Organizations are sometimes subjected to risks associated with negligence either internally or environmentally. Environmental negligence can have a substantial impact on the communities around them. Government regulations have been put into place to protect the environment, the community, and the organization. Many organizations are embracing these regulations and have become responsible and respected in business in order to stay in business. An examination of the basic concepts of regulatory law, the impact of the regulatory environment on industry and organization risks, the legal decision in the context of the organization’s values and ethics and key facts, regulations, and other legal issues will be discussed on the impact these have on organizations. An examination of any ethical dilemmas and conflicts among stakeholders will also be discussed. Key Facts
The key facts from the scenario are that Alumina is an aluminum maker and has business interests in automotive components and manufacture of packaging materials, bauxite mining, alumina refining, and aluminum smelting. Alumina is under the jurisdiction of region 6 of the Environmental Protection Agency (EPA). Alumina had an environmental discharge that violated the EPA compliance five years ago. The PAH concentration in test samples was above the prescribed limit. Alumina fixed the problem and has been in compliance for over five years. This is the only incident on record and since then Alumina has had a good overall environmental record. Kathy Bates reports that daughter contracted leukemia from this environmental issue that Alumina has done and accused Alumina of repeatedly contaminating the waters of Lake Dira with carcinogenic effluents (University of Phoenix, 2002). Basic concepts of regulatory law

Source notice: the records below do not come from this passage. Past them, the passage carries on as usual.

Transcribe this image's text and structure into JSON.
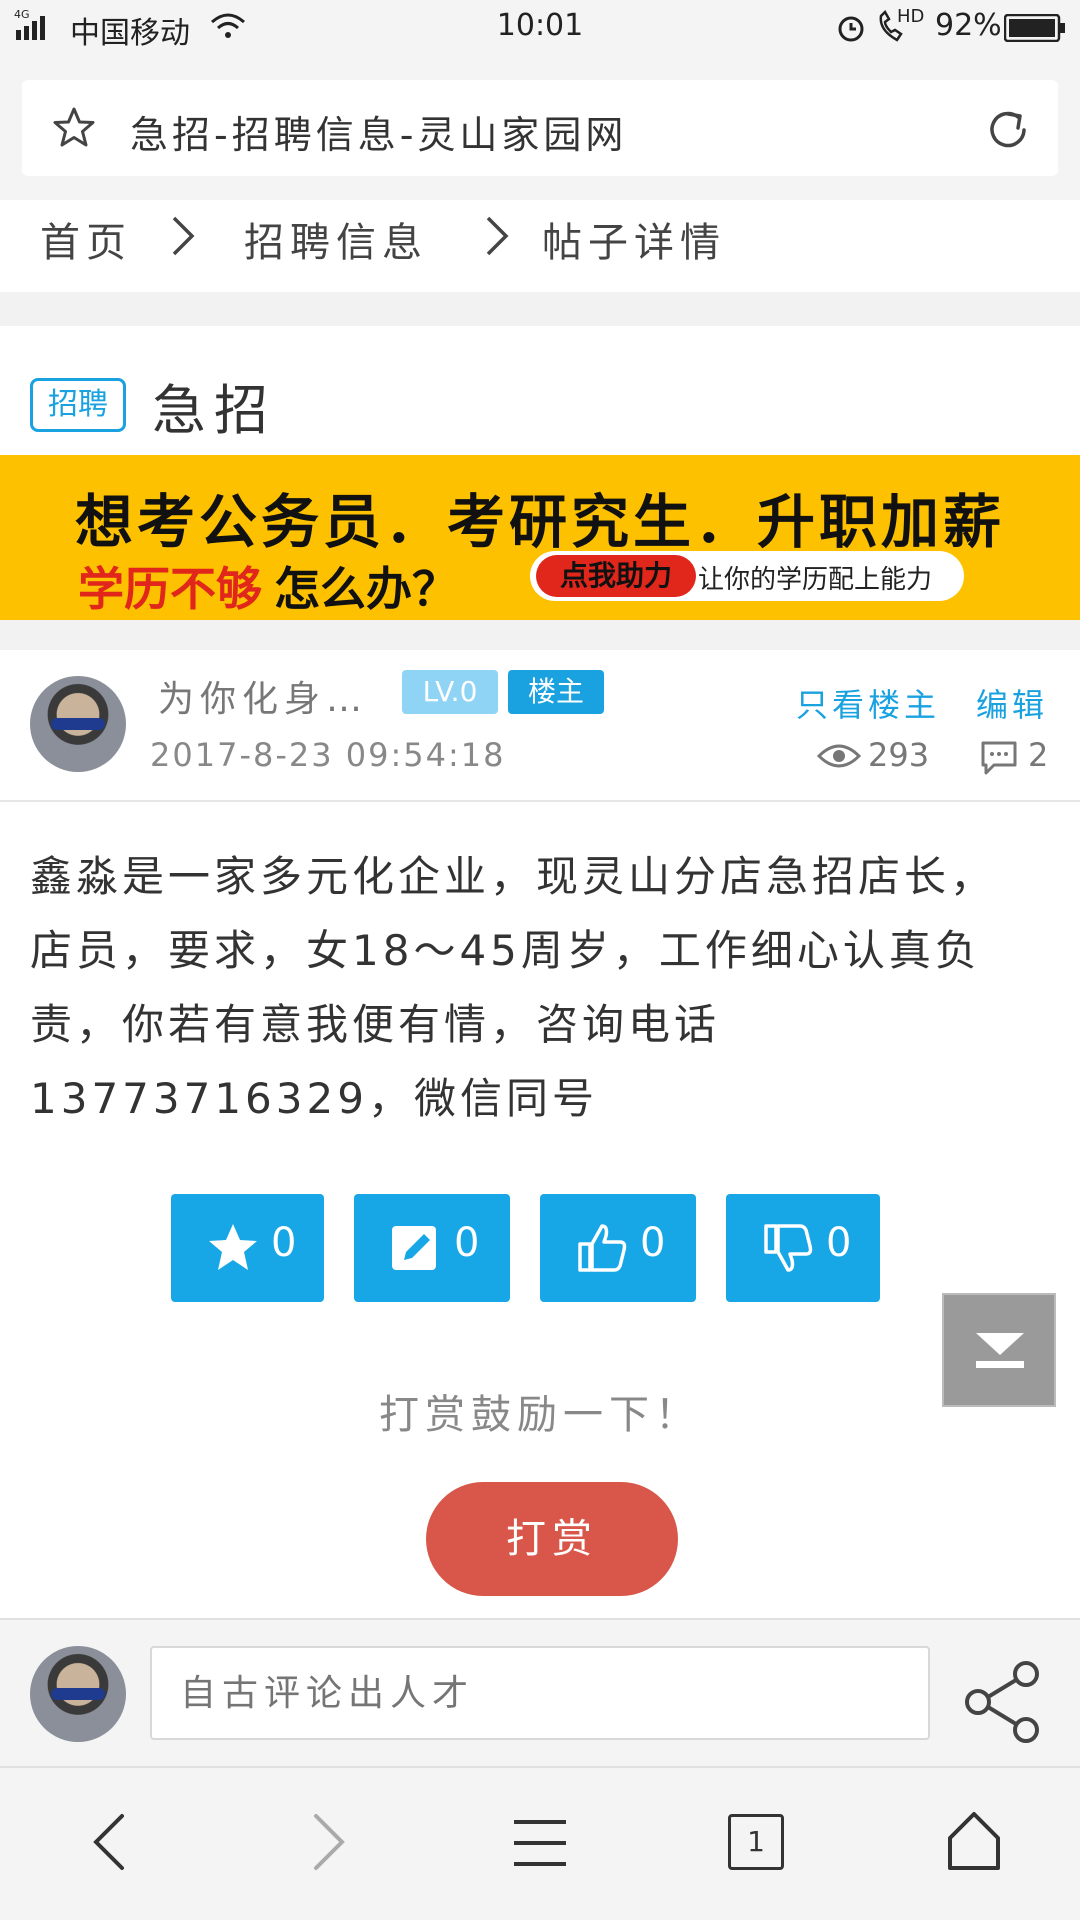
{
  "status_bar": {
    "network": "4G",
    "carrier": "中国移动",
    "time": "10:01",
    "hd": "HD",
    "battery": "92%"
  },
  "address_bar": {
    "page_title": "急招-招聘信息-灵山家园网",
    "star_icon": "star-outline-icon",
    "refresh_icon": "refresh-icon"
  },
  "breadcrumb": {
    "items": [
      "首页",
      "招聘信息",
      "帖子详情"
    ]
  },
  "post": {
    "tag": "招聘",
    "title": "急招"
  },
  "banner": {
    "line1": "想考公务员．考研究生．升职加薪",
    "line2_red": "学历不够",
    "line2_black": "怎么办？",
    "cta_button": "点我助力",
    "cta_text": "让你的学历配上能力"
  },
  "author": {
    "name": "为你化身…",
    "level": "LV.0",
    "badge": "楼主",
    "time": "2017-8-23 09:54:18",
    "only_owner": "只看楼主",
    "edit": "编辑",
    "views": "293",
    "comments": "2"
  },
  "content": {
    "body": "鑫淼是一家多元化企业，现灵山分店急招店长，店员，要求，女18～45周岁，工作细心认真负责，你若有意我便有情，咨询电话13773716329，微信同号"
  },
  "actions": {
    "favorite_count": "0",
    "edit_count": "0",
    "like_count": "0",
    "dislike_count": "0"
  },
  "reward": {
    "prompt": "打赏鼓励一下！",
    "button": "打赏"
  },
  "comment_bar": {
    "placeholder": "自古评论出人才"
  },
  "bottom_nav": {
    "tabs_count": "1"
  },
  "colors": {
    "accent": "#1aa1e0",
    "action_button": "#18a7e6",
    "reward_button": "#d9574a",
    "banner_bg": "#fdc100"
  }
}
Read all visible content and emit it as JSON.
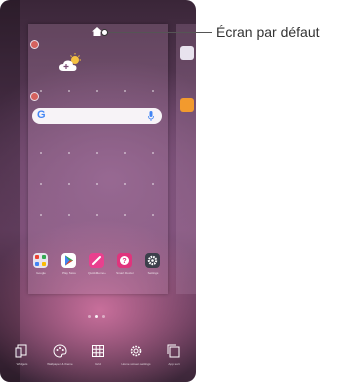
{
  "callout": {
    "label": "Écran par défaut"
  },
  "bottom_bar": {
    "items": [
      {
        "icon": "widgets-icon",
        "label": "Widgets"
      },
      {
        "icon": "wallpaper-theme-icon",
        "label": "Wallpaper & theme"
      },
      {
        "icon": "grid-icon",
        "label": "Grid"
      },
      {
        "icon": "settings-gear-icon",
        "label": "Home screen settings"
      },
      {
        "icon": "app-sort-icon",
        "label": "App sort"
      }
    ]
  },
  "dock": {
    "apps": [
      {
        "icon": "google-folder-icon",
        "label": "Google",
        "color": "#e8e3ee"
      },
      {
        "icon": "play-store-icon",
        "label": "Play Store",
        "color": "#ffffff"
      },
      {
        "icon": "quickmemo-icon",
        "label": "QuickMemo+",
        "color": "#e9408e"
      },
      {
        "icon": "smart-doctor-icon",
        "label": "Smart Doctor",
        "color": "#e0347d"
      },
      {
        "icon": "settings-icon",
        "label": "Settings",
        "color": "#3c3f4b"
      }
    ]
  },
  "search": {
    "logo": "G"
  },
  "colors": {
    "accent": "#e9408e",
    "badge": "#e0533f"
  }
}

Environmental regulation remains the single most expensive area of government’s regulation of the business community. Environmental and pollution-control laws govern regulation on three levels such as government’s regulation of itself, government’s regulation of business and suits by private individuals (Reed, et al., 2004, p. 507). The federal government has enacted a series of laws regulating the impact of private enterprise on the environment. More and more companies are hiring environmental managers to deal with environmental compliance issues. Congress may fine-tune environmental acts, but the national commitment to a cleaner environment is here to stay (p. 512). The Environmental Protection Agency (EPA) was founded in 1970 as a response to concerns about the environment (p. 513). Regulations
Alumina needs to see if the environmental impact is still in compliance with the EPA. They currently use the best technology available for pollutant cleanup in compliance with the Clean Water Act (University of Phoenix, 2002). The principal federal law regulating water pollution is the Clean Water Act, passed by Congress in 1972. The Clean Water Act is administered primarily by the states in accordance with EPA standards, however, the federal government, through the EPA, can step in and enforce the law. The Clean Water Act applies to all navigable waterways, intrastate as well as interstate (Reed, et al., 2004, p. 519). The law sets strict deadlines and strong enforcement provisions, which must be followed by industry, municipalities, and other water polluters. Industries must adopt a two-step sequence for cleanup of industrial wastes discharged into rivers and streams. The first step requires polluters to install best practicable technology (BPT) and the second process demands installation of best available technology (BAT) (Reed, et al., 2004, p. 521). Alumina did a self site study and reported that the polycyclic aromatic hydrocarbons or PAH levels are lower than the prescribed five milligrams per liter for all hydrocarbons. Their current position is that the possible contamination is cause by run off from highway traffic. The...